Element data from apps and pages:
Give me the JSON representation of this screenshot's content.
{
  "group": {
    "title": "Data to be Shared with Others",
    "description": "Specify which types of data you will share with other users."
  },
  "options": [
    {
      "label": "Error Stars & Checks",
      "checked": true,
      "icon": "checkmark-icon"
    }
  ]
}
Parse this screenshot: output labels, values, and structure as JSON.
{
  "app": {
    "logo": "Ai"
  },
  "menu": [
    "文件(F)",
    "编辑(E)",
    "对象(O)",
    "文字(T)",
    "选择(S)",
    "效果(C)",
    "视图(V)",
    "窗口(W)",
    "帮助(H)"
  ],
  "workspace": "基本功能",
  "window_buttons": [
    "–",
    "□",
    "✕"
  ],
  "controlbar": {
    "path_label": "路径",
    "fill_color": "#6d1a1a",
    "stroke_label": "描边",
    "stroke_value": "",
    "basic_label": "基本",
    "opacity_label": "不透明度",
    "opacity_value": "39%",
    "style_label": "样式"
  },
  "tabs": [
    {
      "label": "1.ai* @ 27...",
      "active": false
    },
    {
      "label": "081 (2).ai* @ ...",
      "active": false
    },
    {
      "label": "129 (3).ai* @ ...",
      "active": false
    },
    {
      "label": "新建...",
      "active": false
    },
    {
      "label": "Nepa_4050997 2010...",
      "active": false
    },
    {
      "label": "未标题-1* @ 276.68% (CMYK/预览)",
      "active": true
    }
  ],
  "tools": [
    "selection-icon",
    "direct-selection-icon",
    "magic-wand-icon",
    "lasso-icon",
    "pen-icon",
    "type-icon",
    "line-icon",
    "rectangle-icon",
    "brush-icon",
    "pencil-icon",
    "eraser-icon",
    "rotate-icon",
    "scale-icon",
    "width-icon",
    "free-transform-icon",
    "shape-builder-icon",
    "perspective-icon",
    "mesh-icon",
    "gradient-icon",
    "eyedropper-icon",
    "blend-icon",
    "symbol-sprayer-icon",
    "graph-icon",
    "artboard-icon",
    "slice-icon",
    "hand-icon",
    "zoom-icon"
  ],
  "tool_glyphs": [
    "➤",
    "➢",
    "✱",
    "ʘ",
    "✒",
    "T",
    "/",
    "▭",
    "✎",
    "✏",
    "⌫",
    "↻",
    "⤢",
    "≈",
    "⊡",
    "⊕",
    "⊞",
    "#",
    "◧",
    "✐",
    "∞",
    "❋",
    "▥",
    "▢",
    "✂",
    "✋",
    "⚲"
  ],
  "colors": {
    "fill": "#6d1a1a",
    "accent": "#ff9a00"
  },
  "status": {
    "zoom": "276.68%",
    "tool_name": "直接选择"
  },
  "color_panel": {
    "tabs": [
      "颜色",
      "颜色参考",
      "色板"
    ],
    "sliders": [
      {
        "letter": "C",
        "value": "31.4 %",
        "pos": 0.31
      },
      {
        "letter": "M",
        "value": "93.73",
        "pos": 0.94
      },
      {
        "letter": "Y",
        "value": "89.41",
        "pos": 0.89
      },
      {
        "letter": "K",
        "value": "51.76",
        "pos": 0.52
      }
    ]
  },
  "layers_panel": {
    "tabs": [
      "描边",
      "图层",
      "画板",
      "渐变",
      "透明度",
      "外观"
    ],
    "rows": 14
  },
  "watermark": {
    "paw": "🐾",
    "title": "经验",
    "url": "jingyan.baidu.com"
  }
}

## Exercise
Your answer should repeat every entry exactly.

## Response area
Give me the JSON representation of this screenshot's content.
{
  "group": {
    "title": "Data to be Shared with Others",
    "description": "Specify which types of data you will share with other users."
  },
  "options": [
    {
      "label": "Error Stars & Checks",
      "checked": true,
      "icon": "checkmark-icon"
    }
  ]
}
Parse this screenshot: output labels, values, and structure as JSON.
{
  "app": {
    "logo": "Ai"
  },
  "menu": [
    "文件(F)",
    "编辑(E)",
    "对象(O)",
    "文字(T)",
    "选择(S)",
    "效果(C)",
    "视图(V)",
    "窗口(W)",
    "帮助(H)"
  ],
  "workspace": "基本功能",
  "window_buttons": [
    "–",
    "□",
    "✕"
  ],
  "controlbar": {
    "path_label": "路径",
    "fill_color": "#6d1a1a",
    "stroke_label": "描边",
    "stroke_value": "",
    "basic_label": "基本",
    "opacity_label": "不透明度",
    "opacity_value": "39%",
    "style_label": "样式"
  },
  "tabs": [
    {
      "label": "1.ai* @ 27...",
      "active": false
    },
    {
      "label": "081 (2).ai* @ ...",
      "active": false
    },
    {
      "label": "129 (3).ai* @ ...",
      "active": false
    },
    {
      "label": "新建...",
      "active": false
    },
    {
      "label": "Nepa_4050997 2010...",
      "active": false
    },
    {
      "label": "未标题-1* @ 276.68% (CMYK/预览)",
      "active": true
    }
  ],
  "tools": [
    "selection-icon",
    "direct-selection-icon",
    "magic-wand-icon",
    "lasso-icon",
    "pen-icon",
    "type-icon",
    "line-icon",
    "rectangle-icon",
    "brush-icon",
    "pencil-icon",
    "eraser-icon",
    "rotate-icon",
    "scale-icon",
    "width-icon",
    "free-transform-icon",
    "shape-builder-icon",
    "perspective-icon",
    "mesh-icon",
    "gradient-icon",
    "eyedropper-icon",
    "blend-icon",
    "symbol-sprayer-icon",
    "graph-icon",
    "artboard-icon",
    "slice-icon",
    "hand-icon",
    "zoom-icon"
  ],
  "tool_glyphs": [
    "➤",
    "➢",
    "✱",
    "ʘ",
    "✒",
    "T",
    "/",
    "▭",
    "✎",
    "✏",
    "⌫",
    "↻",
    "⤢",
    "≈",
    "⊡",
    "⊕",
    "⊞",
    "#",
    "◧",
    "✐",
    "∞",
    "❋",
    "▥",
    "▢",
    "✂",
    "✋",
    "⚲"
  ],
  "colors": {
    "fill": "#6d1a1a",
    "accent": "#ff9a00"
  },
  "status": {
    "zoom": "276.68%",
    "tool_name": "直接选择"
  },
  "color_panel": {
    "tabs": [
      "颜色",
      "颜色参考",
      "色板"
    ],
    "sliders": [
      {
        "letter": "C",
        "value": "31.4 %",
        "pos": 0.31
      },
      {
        "letter": "M",
        "value": "93.73",
        "pos": 0.94
      },
      {
        "letter": "Y",
        "value": "89.41",
        "pos": 0.89
      },
      {
        "letter": "K",
        "value": "51.76",
        "pos": 0.52
      }
    ]
  },
  "layers_panel": {
    "tabs": [
      "描边",
      "图层",
      "画板",
      "渐变",
      "透明度",
      "外观"
    ],
    "rows": 14
  },
  "watermark": {
    "paw": "🐾",
    "title": "经验",
    "url": "jingyan.baidu.com"
  }
}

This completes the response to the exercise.